___ AVAILABLE DATA ___

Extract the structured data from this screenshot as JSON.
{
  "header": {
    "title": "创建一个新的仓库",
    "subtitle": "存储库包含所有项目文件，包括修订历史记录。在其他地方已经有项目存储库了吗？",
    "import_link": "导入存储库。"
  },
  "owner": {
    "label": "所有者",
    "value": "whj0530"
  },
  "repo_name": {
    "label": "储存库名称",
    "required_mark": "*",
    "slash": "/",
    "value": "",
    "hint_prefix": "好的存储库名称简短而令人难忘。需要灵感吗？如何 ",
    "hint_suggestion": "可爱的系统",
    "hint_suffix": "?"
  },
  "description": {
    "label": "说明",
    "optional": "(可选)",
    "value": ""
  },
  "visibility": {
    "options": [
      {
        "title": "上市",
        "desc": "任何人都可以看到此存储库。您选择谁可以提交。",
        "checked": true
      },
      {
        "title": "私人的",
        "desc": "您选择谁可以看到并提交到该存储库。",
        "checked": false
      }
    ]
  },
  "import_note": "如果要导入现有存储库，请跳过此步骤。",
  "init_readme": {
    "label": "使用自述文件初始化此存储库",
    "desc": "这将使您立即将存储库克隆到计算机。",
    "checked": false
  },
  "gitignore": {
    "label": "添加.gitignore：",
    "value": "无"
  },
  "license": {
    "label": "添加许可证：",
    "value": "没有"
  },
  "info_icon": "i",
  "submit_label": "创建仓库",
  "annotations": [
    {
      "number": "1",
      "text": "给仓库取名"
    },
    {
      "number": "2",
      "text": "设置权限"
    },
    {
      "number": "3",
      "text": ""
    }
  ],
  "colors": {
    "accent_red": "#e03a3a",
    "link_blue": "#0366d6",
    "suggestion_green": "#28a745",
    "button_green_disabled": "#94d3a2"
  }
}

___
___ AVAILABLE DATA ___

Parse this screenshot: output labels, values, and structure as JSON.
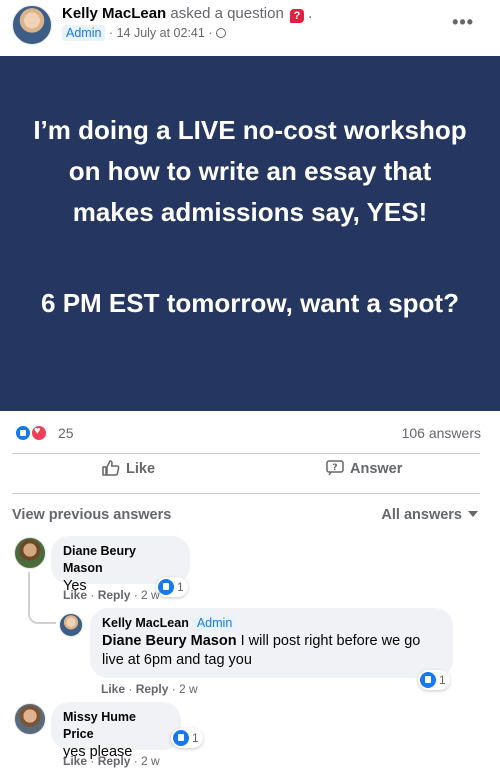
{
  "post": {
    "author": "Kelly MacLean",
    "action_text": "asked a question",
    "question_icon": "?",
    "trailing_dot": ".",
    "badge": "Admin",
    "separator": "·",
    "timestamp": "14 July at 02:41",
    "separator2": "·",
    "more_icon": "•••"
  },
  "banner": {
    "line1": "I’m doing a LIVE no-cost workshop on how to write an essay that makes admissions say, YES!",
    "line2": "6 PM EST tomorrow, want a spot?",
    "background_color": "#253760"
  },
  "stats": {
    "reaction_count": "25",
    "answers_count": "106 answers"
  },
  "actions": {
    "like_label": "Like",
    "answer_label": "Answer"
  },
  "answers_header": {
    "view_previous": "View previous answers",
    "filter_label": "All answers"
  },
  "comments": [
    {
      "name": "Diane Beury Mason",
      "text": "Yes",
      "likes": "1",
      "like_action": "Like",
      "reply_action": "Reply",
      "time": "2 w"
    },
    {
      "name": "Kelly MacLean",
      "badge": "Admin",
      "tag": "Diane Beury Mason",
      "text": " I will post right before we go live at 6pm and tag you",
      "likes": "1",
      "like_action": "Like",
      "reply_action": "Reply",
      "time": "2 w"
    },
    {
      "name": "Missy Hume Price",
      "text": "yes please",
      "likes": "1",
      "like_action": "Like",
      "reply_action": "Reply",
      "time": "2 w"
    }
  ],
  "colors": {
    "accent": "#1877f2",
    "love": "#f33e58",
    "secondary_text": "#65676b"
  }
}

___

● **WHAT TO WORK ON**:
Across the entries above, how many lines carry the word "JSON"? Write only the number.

● **TASK SOLUTION**:
2